The good news, the Gospel, is a reality not only or not even mainly for individuals, but for whole communities. Our UCC Statement of Faith says God calls us into the church to accept the cost and the joy of discipleship. We are in partnership with one another; we are interdependent. 

And as we approach the table this morning, I invite you to consider the joys of our partnership here at Zion UCC. Just like in our prayer time together each week, and like our Scripture this morning, we are better able to bear the cost when we are rooted in the joy. What experiences in our life together have brought you joy?

Several years ago, I had a crisis of faith, what some people call a dark night of the soul. I completely lost my ability to cognitively accept that God existed, and I was devastated. I had felt a deep personal connection with God for my entire life and to lose it was totally disorienting. It happened for several different reasons mostly having to do with the Bible and authority figures. But this morning I want to instead tell you what I did about it. Basically, I kept coming to church.  Which is the opposite of what most people do when they start to question and doubt. So why would I do that? Well, partly because I was the outreach director for the church and I didn't want to lose my job! But more than that, it was because deep down I knew what I still needed. I needed community and I needed Communion. For a while, even when I wasn't sure about God, but I was sure about gathering with God's people at God's table. I desperately hoped that something would be happening in me and through me for other people, even if I couldn't tell it was happening.

That's what it means to have an interdependent faith, to be partners in the gospel.

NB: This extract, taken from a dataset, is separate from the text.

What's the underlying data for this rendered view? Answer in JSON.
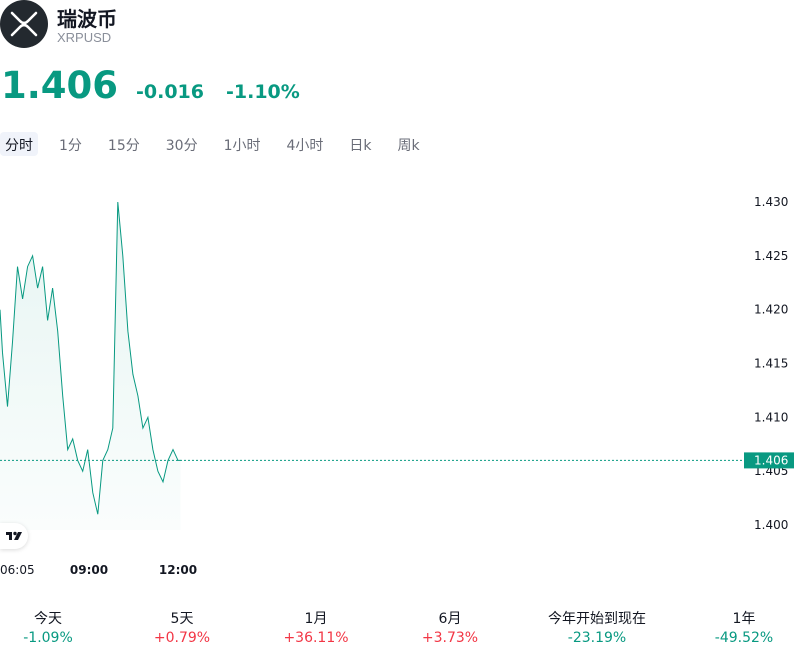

God invites us to stay in community and celebrate Communion even when we don't feel it, because it's not just about us individually. It's about us together. And, as you can tell from the fact that I stand here today as your pastor, community and communion did their work in me. God worked in me, in ways that I still can't quite articulate. But just like sometimes a shoot comes out of a dead stump, my faith came back to life. I began to understand grace in a new way. I experienced joy. And I'm so thankful.

Remember that I said earlier that in Greek the words joy, grace, and thankfulness have the same root? That root is the word char (c-h-a-r). Joy is chara. Grace is charis. And thanks is ... eucharist ... which is another name for communion. When Paul "gives thanks" for those in partnership with him, he is eucharisting. When we come to this table, we are thankful not only for Jesus but also for one another. Chara - joy, charis - grace or gift, eucharist - good gift. When we come to this table, we experience the good gift of God's grace through our joy at being together. 

Because, beloved, as our ancestors in the faith have proclaimed for hundreds of years, This is the joyful feast of the people of God. People of all genders, all ages, and all races — every BODY — come from the east and the west, from the north and the south, and gather about Christ’s table, and I am SO THANKFUL to be here with you this morning.

Recent Message

Rev. Beth Gedert

For the next four weeks we will be reading from the prophets. Prophets in the ancient Afro-Asiatic world were messengers, delivering words from God to the people. Sometimes these are words of warning, sometimes they are words of comfort, usually they are a combination of both. The prophets we are reading from are referred to as the classical prophets. They aren't miracle workers and they speak mainly to the common people, instead of to the king and the power brokers. Sometimes they do strange things, called prophetic acts, to make a point. These classical prophets include Micah, Isaiah, Jeremiah, Habakkuk, and others. After King Solomon, the ancient kingdom of Israel split into north with Samaria as its capital, and south with Jerusalem as its capital. This morning we hear Micah prophesying to the southern kingdom after the fall of the norther kingdom. First he warns them that they are no better than their northern relatives, that Jerusalem could be captured just like Samaria.